The prostate gland is situated under the bladder and surrounds the first part of the urethra, the tube through which urine passes. The prostate is about the size of walnut and as men age, it grows in size.  This growth is called benign prostatic hyperplasia (BPH) and is mostly harmless, but since the enlarged prostate compresses the urethra, the flow of urethra can be affected. When symptoms become bothersome, your urologist may prescribe medications.  When medications are ineffective, benign prostatic hyperplasia (BPH) surgery may be the option to treat the enlargement.

Problems caused by benign prostatic hyperplasia

Prostate growth can be benign, i.e. non-cancerous, but it may be important for your doctor to also check for prostate cancer which typically does not cause symptoms at the earliest stages. Most men have prostate enlargement in various degrees by the time they reach their sixties. As prostate grows, it presses on the urethra resulting in following symptoms:

  • Hesitancy in urination even if bladder feels full.
  • Painful urination or bladder pain.
  • Weak urine flow.
  • Incomplete bladder emptying.
  • Frequency and increased need to pass urine especially at night time.
  • Urgency and sometimes incontinence.

Symptoms vary for each individual, but problems with urination are the most common.

Diagnosing BPH

With increasing and persistent urological symptoms, it is recommended that you consult your personal physician or urologist.

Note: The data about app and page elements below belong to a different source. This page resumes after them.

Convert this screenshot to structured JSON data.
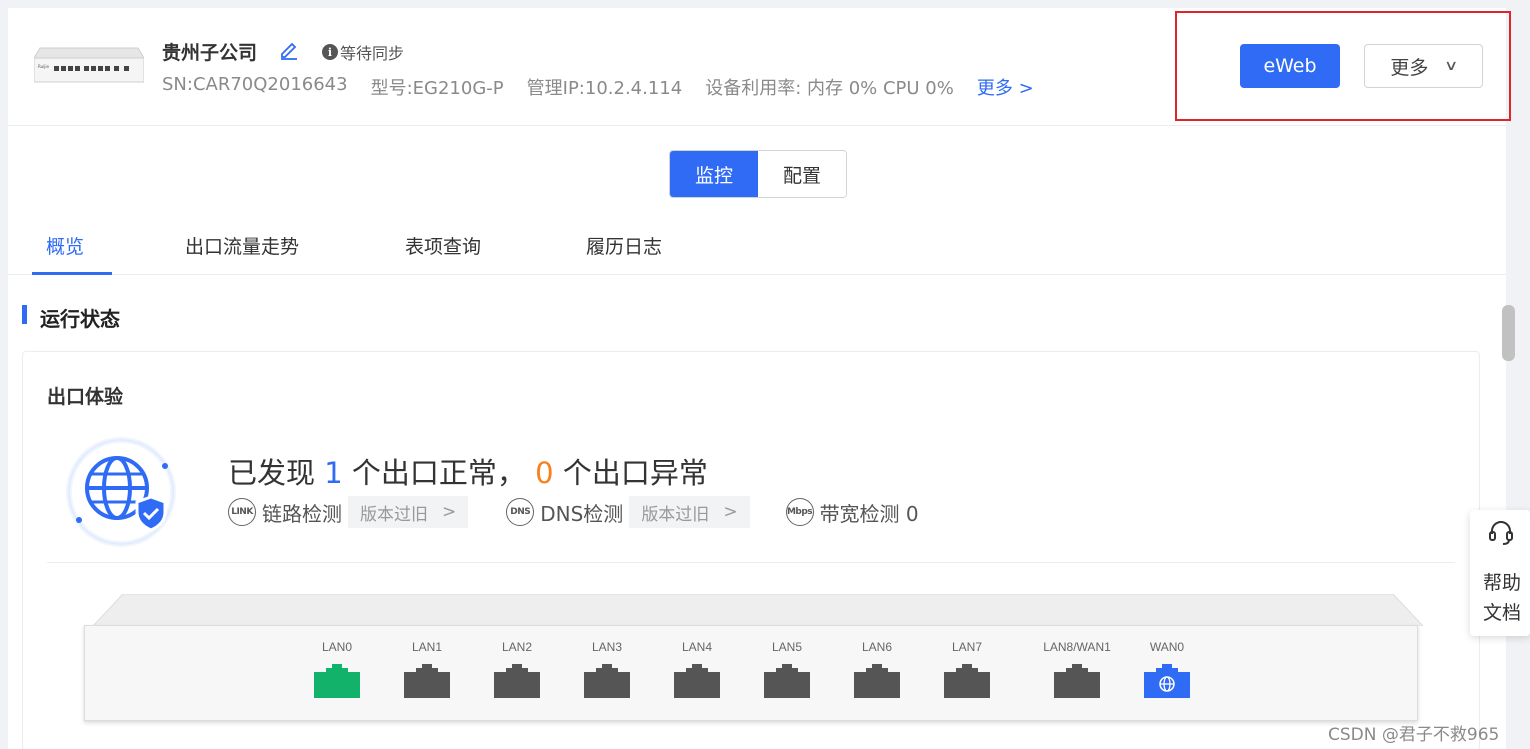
{
  "device": {
    "name": "贵州子公司",
    "sync_status": "等待同步",
    "sn": "SN:CAR70Q2016643",
    "model": "型号:EG210G-P",
    "mgmt_ip": "管理IP:10.2.4.114",
    "utilization": "设备利用率: 内存 0% CPU 0%",
    "more_link": "更多 >",
    "brand": "Ruijie"
  },
  "actions": {
    "eweb_label": "eWeb",
    "more_label": "更多",
    "more_chevron": "∨"
  },
  "segment": {
    "monitor": "监控",
    "config": "配置"
  },
  "tabs": [
    "概览",
    "出口流量走势",
    "表项查询",
    "履历日志"
  ],
  "section": {
    "title": "运行状态",
    "panel_title": "出口体验"
  },
  "summary": {
    "prefix": "已发现",
    "normal_count": "1",
    "normal_text": "个出口正常，",
    "abnormal_count": "0",
    "abnormal_text": "个出口异常"
  },
  "detections": {
    "link_icon": "LINK",
    "link_label": "链路检测",
    "link_tag": "版本过旧",
    "dns_icon": "DNS",
    "dns_label": "DNS检测",
    "dns_tag": "版本过旧",
    "bw_icon": "Mbps",
    "bw_label": "带宽检测 0",
    "tag_chevron": ">"
  },
  "ports": [
    {
      "label": "LAN0",
      "status": "up"
    },
    {
      "label": "LAN1",
      "status": "down"
    },
    {
      "label": "LAN2",
      "status": "down"
    },
    {
      "label": "LAN3",
      "status": "down"
    },
    {
      "label": "LAN4",
      "status": "down"
    },
    {
      "label": "LAN5",
      "status": "down"
    },
    {
      "label": "LAN6",
      "status": "down"
    },
    {
      "label": "LAN7",
      "status": "down"
    },
    {
      "label": "LAN8/WAN1",
      "status": "down"
    },
    {
      "label": "WAN0",
      "status": "wan"
    }
  ],
  "colors": {
    "accent": "#2f6bf5",
    "port_up": "#13b26b",
    "port_down": "#555555",
    "port_wan": "#2f6bf5",
    "warning": "#f6821f",
    "highlight_box": "#e0242b"
  },
  "help": {
    "label": "帮助文档"
  },
  "watermark": "CSDN @君子不救965"
}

Your physician will ask in detail about your symptoms, your past medical history, and any medications you are taking. He will conduct:

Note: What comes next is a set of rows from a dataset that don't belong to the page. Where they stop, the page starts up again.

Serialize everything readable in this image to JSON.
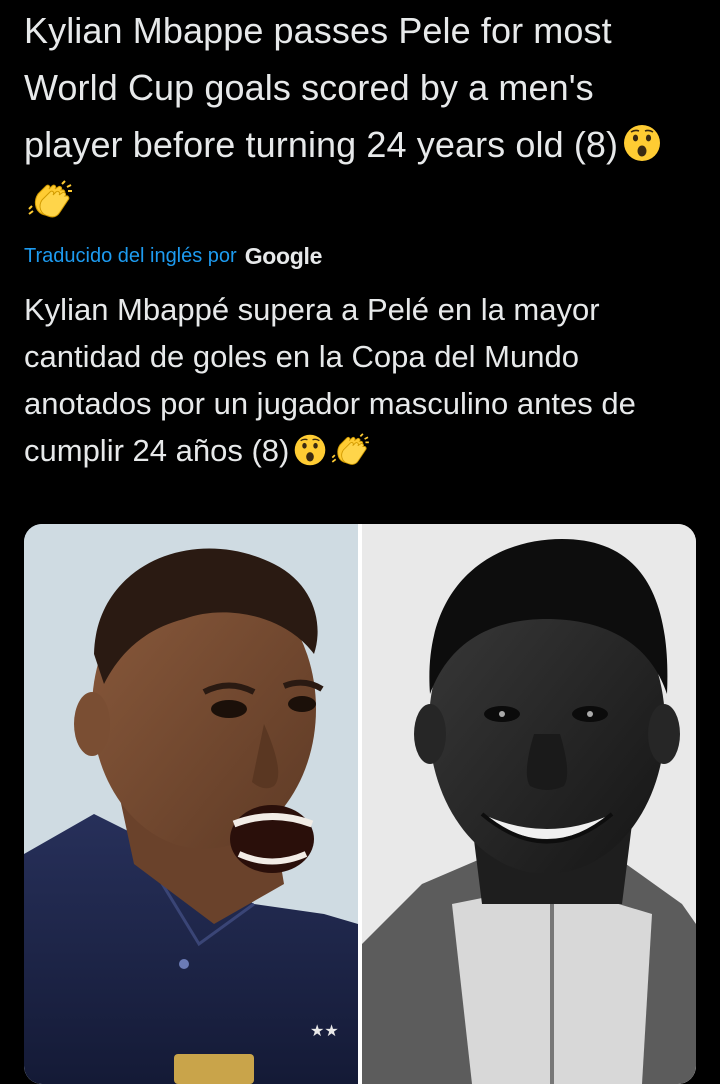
{
  "tweet": {
    "original_text": "Kylian Mbappe passes Pele for most World Cup goals scored by a men's player before turning 24 years old (8)",
    "translation_label": "Traducido del inglés por",
    "translation_provider": "Google",
    "translated_text": "Kylian Mbappé supera a Pelé en la mayor cantidad de goles en la Copa del Mundo anotados por un jugador masculino antes de cumplir 24 años (8)",
    "emojis": [
      "astonished-face-emoji",
      "clapping-hands-emoji"
    ]
  },
  "colors": {
    "background": "#000000",
    "text": "#e7e9ea",
    "link": "#1d9bf0"
  },
  "media": {
    "images": [
      {
        "name": "mbappe-photo",
        "style": "color"
      },
      {
        "name": "pele-photo",
        "style": "black-and-white"
      }
    ]
  }
}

  • Physical exam.
  • Blood tests and urinalysis.
  • Urine flow test.
  • Ultrasound scan (optional).

If needed, you will be referred to a specialist and a bladder pressure test and a flexible cystoscopy will be ordered by your urologist.  Sometimes the symptoms of BPH may reflect complications like bladder infection, bladder stones or urinary retention.

Treatment options

Once the severity of symptoms is established, the doctor will chart a treatment plan. For minor symptoms a ‘wait and see’ approach or lifestyle changes may be suggested. For more advanced conditions, the doctor may prescribe medications initially – alpha blockers and/or 5-alpha-reductase inhibitors to control the prostate growth and reduce its size. When medications fail to control the growth, your urologist may recommend surgical options.  Surgery will remove the excess growth of prostate, to alleviate obstruction of the urethra.

Surgical options

There are different surgical options like:

  • Transurethral resection of the prostate (TURP).
  • Greenlight ™ Laser Photoselective Vaporisation of the Prostate (PVP).
  • Holmium laser enucleation of the prostate (HoLEP).
  • Thulium Cyber 150 ™ (Thulium) VaporEnucleation of the Prostate.
  • Bladder neck incision (BNI)/Transurethral incision of the prostate (TUIP).
  • Open prostatectomy.
  • Transurethral vaporisation of the prostate.
  • UroLift Device.

4   Trans-urethral microwave therapy (TUMT).

Get the best guidance and treatment    

The latest techniques use laser to remove tissue from the enlarged prostate. The excess tissue is cut into fragments and washed out, or vaporized. Laser may have advantages, as it does not affect surrounding tissues, and it has fewer significant side effects and after-surgery complications. If you have BPH, highly reputed and widely experienced consultant urologists like Mr Mark Feneley offer the most appropriate advice about treatment options. For all reliable and most up-to-date information on benign prostatic hyperplasia (BPH) surgery and other treatments for BPH, please reach for today.